The coming week offers what should be two banner domestic events for the currency. On Tuesday, the Reserve Bank of Australia will announce its monetary policy decision for June. Then on Wednesday investors get a look at Gross Domestic Product data for this year’s first quarter.
However, there may be less here for markets than you might think. The RBA is all-but certain to keep rates at their 1.50% record low this month. It haswidely flagged its belief that an uncertain global environment still warrants this monetary accommodation. Markets have taken the hint. Rate futures may not see any reduction in interest rates for the next twelve months, but they see no rise either. Assuming this picture survives the interest rate decision, it’s hard to see AUD/USD moving far on it.
And GDP, well, obviously a perky figure has scope to lift the currency. The last set of figures was quite encouraging, with a 1.1% on-quarter rise evident as 2016 bowed out. If they are strong again, AUD/USD may firm up. But these are first-quarter figures. We are now quite close to the start of the third.
Even if early-year growth was great, it may be just a little historic now for many investors. Moreover, one role AUD is certainly playing at present is that third one – China proxy. At least, AUD/USD is clearly vulnerable to disappointments from the world’s number two economy. Last week a shock contraction for private-sector manufacturing hit the Aussie Dollar hard. Before that, on May 24, Moody’s unexpected hack at China’s credit rating saw the currency’s previous rise stall.
It’s hard to avoid the conclusion that local data will have less impact on the Aussie than any lackluster Chinese numbers which may come along. With that in mind watch out for China’s May trade and export data on Wednesday and its consumer price index release on Friday.
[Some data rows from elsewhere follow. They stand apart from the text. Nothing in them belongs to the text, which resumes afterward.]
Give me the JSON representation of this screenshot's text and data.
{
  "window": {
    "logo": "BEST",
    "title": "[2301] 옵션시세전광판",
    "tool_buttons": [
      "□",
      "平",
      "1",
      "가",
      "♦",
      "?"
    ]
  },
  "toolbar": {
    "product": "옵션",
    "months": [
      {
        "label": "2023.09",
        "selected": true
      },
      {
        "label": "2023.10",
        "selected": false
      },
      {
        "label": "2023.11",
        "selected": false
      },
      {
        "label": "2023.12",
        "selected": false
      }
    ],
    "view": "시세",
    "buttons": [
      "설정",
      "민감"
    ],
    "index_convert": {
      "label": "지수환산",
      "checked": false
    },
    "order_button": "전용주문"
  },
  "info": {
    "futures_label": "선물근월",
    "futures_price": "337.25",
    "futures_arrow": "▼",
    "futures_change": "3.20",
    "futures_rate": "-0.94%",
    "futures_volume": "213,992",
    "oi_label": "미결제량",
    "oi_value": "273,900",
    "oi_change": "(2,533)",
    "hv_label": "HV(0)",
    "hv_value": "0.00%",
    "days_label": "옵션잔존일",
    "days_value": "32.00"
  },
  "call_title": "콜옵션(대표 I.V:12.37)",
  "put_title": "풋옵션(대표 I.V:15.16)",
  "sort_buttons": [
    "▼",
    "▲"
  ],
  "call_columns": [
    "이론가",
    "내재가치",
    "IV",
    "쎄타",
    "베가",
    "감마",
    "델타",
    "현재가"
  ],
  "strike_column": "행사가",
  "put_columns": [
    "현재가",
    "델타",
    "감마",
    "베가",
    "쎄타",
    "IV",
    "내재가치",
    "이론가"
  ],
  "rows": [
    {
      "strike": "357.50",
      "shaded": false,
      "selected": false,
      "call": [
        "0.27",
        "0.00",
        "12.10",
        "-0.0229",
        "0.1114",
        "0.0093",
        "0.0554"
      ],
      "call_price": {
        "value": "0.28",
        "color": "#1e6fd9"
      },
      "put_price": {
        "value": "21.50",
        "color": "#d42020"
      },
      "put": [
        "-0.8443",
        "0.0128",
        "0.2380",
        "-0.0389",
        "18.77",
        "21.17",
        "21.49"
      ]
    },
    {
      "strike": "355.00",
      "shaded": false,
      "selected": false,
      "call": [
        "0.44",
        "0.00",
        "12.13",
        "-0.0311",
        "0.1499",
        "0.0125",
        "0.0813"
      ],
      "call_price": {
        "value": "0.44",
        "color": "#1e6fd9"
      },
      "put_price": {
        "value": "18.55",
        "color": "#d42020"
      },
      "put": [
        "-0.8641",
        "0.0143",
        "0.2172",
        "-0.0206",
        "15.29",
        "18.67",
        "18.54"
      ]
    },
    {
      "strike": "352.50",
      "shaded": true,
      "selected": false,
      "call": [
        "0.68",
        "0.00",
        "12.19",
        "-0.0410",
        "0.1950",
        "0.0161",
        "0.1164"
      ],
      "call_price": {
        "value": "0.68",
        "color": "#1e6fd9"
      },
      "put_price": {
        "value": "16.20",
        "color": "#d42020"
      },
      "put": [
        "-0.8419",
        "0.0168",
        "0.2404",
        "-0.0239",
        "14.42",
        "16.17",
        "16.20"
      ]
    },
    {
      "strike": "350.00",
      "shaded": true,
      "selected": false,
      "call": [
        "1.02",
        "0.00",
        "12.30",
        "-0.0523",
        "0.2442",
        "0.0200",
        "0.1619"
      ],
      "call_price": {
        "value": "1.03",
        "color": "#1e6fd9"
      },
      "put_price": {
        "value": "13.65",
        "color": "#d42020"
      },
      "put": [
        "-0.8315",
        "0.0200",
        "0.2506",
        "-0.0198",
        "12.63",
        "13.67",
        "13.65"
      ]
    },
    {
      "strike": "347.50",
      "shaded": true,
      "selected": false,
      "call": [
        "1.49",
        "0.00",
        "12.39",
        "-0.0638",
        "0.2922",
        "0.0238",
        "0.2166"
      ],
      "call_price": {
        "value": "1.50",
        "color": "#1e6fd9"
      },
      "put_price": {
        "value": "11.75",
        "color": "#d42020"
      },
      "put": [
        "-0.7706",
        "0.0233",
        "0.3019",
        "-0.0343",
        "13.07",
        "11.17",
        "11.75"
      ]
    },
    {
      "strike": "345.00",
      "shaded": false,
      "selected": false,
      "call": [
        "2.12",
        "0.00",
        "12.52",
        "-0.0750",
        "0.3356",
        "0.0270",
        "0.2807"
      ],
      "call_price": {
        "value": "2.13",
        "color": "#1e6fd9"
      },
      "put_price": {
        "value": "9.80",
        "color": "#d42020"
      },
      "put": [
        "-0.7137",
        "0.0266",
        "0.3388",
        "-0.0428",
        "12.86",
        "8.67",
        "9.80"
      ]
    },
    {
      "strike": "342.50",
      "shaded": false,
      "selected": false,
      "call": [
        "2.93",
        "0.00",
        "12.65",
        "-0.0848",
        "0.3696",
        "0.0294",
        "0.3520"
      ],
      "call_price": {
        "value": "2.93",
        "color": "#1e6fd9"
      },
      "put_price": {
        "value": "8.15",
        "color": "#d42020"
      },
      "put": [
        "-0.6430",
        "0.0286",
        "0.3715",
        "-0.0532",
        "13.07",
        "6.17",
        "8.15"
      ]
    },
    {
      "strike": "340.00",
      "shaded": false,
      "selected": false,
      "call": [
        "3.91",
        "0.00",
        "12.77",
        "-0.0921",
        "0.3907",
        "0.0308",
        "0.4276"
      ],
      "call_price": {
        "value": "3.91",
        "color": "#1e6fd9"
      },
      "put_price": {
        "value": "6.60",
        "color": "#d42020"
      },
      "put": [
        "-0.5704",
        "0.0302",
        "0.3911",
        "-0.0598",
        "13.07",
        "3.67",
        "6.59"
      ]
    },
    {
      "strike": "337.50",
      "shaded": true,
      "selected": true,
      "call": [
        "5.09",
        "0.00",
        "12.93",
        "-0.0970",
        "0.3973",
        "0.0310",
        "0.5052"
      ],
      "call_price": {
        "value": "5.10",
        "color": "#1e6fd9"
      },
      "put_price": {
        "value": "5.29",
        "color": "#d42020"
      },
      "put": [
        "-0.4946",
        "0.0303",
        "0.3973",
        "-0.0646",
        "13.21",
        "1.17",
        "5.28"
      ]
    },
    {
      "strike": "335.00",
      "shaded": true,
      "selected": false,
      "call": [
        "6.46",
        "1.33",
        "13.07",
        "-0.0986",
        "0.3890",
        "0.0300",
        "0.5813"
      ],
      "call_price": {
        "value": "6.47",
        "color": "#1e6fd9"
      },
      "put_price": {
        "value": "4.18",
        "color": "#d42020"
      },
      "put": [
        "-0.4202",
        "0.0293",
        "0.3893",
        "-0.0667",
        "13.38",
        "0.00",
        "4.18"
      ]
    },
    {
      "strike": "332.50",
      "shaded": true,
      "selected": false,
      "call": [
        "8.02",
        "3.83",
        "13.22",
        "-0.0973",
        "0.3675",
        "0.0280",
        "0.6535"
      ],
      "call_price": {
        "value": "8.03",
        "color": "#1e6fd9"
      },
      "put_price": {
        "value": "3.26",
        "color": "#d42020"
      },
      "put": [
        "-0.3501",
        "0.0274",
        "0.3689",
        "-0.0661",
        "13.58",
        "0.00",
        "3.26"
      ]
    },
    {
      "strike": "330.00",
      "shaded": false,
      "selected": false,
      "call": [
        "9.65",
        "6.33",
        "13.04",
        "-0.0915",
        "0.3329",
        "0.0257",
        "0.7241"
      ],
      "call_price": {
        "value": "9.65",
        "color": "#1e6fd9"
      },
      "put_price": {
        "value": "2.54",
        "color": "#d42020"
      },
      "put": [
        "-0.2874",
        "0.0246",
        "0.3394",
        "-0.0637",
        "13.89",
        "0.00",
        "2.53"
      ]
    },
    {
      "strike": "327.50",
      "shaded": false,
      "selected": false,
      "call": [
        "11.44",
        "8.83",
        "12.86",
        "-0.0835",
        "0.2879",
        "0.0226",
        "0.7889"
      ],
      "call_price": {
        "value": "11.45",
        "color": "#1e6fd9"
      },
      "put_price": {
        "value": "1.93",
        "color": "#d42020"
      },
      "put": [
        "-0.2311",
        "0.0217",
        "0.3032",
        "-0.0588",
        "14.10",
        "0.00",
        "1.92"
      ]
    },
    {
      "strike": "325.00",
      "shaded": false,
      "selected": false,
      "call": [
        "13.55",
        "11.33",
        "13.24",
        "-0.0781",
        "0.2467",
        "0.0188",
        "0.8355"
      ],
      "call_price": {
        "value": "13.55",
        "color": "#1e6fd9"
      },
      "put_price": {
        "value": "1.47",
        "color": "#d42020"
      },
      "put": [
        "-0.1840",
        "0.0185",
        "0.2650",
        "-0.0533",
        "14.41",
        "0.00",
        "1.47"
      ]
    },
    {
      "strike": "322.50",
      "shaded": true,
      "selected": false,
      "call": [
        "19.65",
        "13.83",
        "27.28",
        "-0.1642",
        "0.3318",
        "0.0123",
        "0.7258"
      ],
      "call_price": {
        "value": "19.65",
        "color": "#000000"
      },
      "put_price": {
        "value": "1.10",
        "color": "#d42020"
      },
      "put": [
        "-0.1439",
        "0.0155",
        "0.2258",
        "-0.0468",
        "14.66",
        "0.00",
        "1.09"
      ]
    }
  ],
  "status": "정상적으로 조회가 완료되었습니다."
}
If these show any weakness then AUD/USD will probably be more tragedy than comedy. It’s a bearish call this week.
by David Cottle